Can you get any cooler than that?? I want one!! Ok, I’ll admit it, I’m a book nerd…but if you have read any of my other posts you saw my bookshelf. This would definitely be a nice upgrade – with room for growth! (Hey, a girl can dream, right??)

So today after work I decided to head on up to Estes Park. The drive was gorgeous – although the down side is there are so many turns I couldn’t sit and just watch the scenery because, well, I was the one driving to make sure I’d get there. Side note: If you visit Colorado, do it with a friend. Or me. Or someone to drive FOR you so you can enjoy it all.

Anyway….the town is darn cute. Who knew you could fit that many taffy shops and ice cream shops in a 1/2 mile stretch? I found a great photographer’s art gallery, one that takes pictures all seasons – this guy can actually capture the purples and pinks of the sky. He’s amazing. I wanted one of his prints for my house but the $750 price tag was a bit steep. I treated myself to a small 4×6 matted one instead.

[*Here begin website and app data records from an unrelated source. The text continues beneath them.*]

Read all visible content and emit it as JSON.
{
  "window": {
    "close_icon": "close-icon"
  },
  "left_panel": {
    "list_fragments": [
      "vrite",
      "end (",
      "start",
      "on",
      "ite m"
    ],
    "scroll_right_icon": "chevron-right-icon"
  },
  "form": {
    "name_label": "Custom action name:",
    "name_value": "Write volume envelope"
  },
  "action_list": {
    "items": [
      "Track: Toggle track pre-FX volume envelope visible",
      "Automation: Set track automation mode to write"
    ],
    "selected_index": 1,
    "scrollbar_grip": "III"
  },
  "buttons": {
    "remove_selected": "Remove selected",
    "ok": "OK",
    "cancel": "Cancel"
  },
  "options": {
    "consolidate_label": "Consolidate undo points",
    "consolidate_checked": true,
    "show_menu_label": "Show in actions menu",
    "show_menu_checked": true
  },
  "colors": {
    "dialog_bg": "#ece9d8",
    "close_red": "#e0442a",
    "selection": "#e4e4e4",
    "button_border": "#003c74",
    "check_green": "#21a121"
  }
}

On a riverwalk behind all the shops you can just stroll and listen to the mountain spring that rushes through the town. There are benches every few hundred feet for you to sit and relax, so I chose one away from much of the crowd and closed my eyes for a bit just to be quiet. It was one of those times where I realized I had set these days apart for searching, for seeking, and my soul was definitely longing to hear from the Lord.

What I need, I don’t really know. I’m not asking a particular question, there is just this sense that I’m … waiting. Ever have those times? Those times where the something bigger in the universe, the something bigger in God calls out to the well of deep in your own soul, and just won’t leave you alone.

“Deep calls to deep….” the psalmist says (Ps 42:7)

It’s one of those moments when you know that no matter the noise in your life, no matter the chaos swirling around you, no matter the mundane things, the ridiculously bothersome things, and the unanswered questions…..your soul KNOWS it was made for more. It cries out for its creator and there is no stopping it.

I think sometimes we forget to stop and listen to that longing, even maybe unconsciously without realizing why. Yet the longer we push it aside, the more our heart starts to justify maybe it was just our imagination, or we’re just being too sensitive, or we tell ourselves why would God want to just sit with us anyway? I know, I talk about this a lot…. listening to the very voice, seeking the very presence of the One we call God. But how can I not? This is where LIFE within life is found. And when we can tune and re-tune our hearts, minds, and souls to that presence, we begin to see Him everywhere.

I love how Audrey Assad puts it, in the chorus of her song “For Love of You” (2010):

You are my deepest longing

and so I see you everywhere

It’s you I’m chasin’ after

‘Cause I am captivated by who you are

and how you move

I’ll follow you forever

So that would be my question to you tonight .. What is your heart and mind captivated by lately? Is it leading you to life, or away from it? I know there are seasons of faith, my friend, and I know that some of them can seem dull, too long, too difficult. Some of you may be ready to walk away or give up because of the pain. But God is so more faithful than you realize. Know that HE is captivated by you… so take the time and let your soul breathe!